__About this task__
Your output must match the records below character for character.

__Recorded information__
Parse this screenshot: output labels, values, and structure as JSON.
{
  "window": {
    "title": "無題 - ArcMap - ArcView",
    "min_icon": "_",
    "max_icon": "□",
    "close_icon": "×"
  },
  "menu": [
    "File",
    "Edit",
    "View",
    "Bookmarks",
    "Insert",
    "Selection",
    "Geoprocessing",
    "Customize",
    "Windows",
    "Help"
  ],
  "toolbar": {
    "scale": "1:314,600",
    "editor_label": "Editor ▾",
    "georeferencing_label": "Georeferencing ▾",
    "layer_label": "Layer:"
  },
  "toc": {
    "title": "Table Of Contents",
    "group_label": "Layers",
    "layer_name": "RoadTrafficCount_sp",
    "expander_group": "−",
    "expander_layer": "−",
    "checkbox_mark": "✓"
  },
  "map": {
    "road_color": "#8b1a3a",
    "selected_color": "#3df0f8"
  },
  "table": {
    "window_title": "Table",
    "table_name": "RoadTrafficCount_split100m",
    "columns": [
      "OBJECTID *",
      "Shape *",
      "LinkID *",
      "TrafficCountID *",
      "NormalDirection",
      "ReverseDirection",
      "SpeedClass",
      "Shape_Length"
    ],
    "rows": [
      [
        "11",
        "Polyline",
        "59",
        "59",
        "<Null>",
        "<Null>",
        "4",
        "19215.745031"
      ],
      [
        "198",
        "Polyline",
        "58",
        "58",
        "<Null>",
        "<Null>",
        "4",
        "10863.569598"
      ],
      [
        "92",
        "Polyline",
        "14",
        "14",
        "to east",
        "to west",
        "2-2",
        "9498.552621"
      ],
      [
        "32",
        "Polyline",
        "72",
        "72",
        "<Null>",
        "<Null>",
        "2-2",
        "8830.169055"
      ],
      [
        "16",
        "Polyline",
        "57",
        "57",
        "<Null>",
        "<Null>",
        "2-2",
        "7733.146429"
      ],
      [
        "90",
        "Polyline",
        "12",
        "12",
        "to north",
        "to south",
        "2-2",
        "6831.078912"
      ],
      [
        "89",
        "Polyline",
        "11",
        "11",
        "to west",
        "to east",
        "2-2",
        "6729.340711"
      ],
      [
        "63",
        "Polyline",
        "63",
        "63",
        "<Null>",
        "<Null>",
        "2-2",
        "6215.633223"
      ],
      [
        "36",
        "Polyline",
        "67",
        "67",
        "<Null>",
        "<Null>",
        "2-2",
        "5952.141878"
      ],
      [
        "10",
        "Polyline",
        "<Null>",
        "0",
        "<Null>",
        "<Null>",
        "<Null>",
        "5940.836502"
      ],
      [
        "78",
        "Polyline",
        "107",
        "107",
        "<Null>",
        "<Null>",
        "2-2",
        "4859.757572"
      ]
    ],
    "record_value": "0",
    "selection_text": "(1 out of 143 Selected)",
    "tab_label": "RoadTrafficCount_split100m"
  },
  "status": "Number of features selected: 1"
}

__Answer section__
Parse this screenshot: output labels, values, and structure as JSON.
{
  "window": {
    "title": "無題 - ArcMap - ArcView",
    "min_icon": "_",
    "max_icon": "□",
    "close_icon": "×"
  },
  "menu": [
    "File",
    "Edit",
    "View",
    "Bookmarks",
    "Insert",
    "Selection",
    "Geoprocessing",
    "Customize",
    "Windows",
    "Help"
  ],
  "toolbar": {
    "scale": "1:314,600",
    "editor_label": "Editor ▾",
    "georeferencing_label": "Georeferencing ▾",
    "layer_label": "Layer:"
  },
  "toc": {
    "title": "Table Of Contents",
    "group_label": "Layers",
    "layer_name": "RoadTrafficCount_sp",
    "expander_group": "−",
    "expander_layer": "−",
    "checkbox_mark": "✓"
  },
  "map": {
    "road_color": "#8b1a3a",
    "selected_color": "#3df0f8"
  },
  "table": {
    "window_title": "Table",
    "table_name": "RoadTrafficCount_split100m",
    "columns": [
      "OBJECTID *",
      "Shape *",
      "LinkID *",
      "TrafficCountID *",
      "NormalDirection",
      "ReverseDirection",
      "SpeedClass",
      "Shape_Length"
    ],
    "rows": [
      [
        "11",
        "Polyline",
        "59",
        "59",
        "<Null>",
        "<Null>",
        "4",
        "19215.745031"
      ],
      [
        "198",
        "Polyline",
        "58",
        "58",
        "<Null>",
        "<Null>",
        "4",
        "10863.569598"
      ],
      [
        "92",
        "Polyline",
        "14",
        "14",
        "to east",
        "to west",
        "2-2",
        "9498.552621"
      ],
      [
        "32",
        "Polyline",
        "72",
        "72",
        "<Null>",
        "<Null>",
        "2-2",
        "8830.169055"
      ],
      [
        "16",
        "Polyline",
        "57",
        "57",
        "<Null>",
        "<Null>",
        "2-2",
        "7733.146429"
      ],
      [
        "90",
        "Polyline",
        "12",
        "12",
        "to north",
        "to south",
        "2-2",
        "6831.078912"
      ],
      [
        "89",
        "Polyline",
        "11",
        "11",
        "to west",
        "to east",
        "2-2",
        "6729.340711"
      ],
      [
        "63",
        "Polyline",
        "63",
        "63",
        "<Null>",
        "<Null>",
        "2-2",
        "6215.633223"
      ],
      [
        "36",
        "Polyline",
        "67",
        "67",
        "<Null>",
        "<Null>",
        "2-2",
        "5952.141878"
      ],
      [
        "10",
        "Polyline",
        "<Null>",
        "0",
        "<Null>",
        "<Null>",
        "<Null>",
        "5940.836502"
      ],
      [
        "78",
        "Polyline",
        "107",
        "107",
        "<Null>",
        "<Null>",
        "2-2",
        "4859.757572"
      ]
    ],
    "record_value": "0",
    "selection_text": "(1 out of 143 Selected)",
    "tab_label": "RoadTrafficCount_split100m"
  },
  "status": "Number of features selected: 1"
}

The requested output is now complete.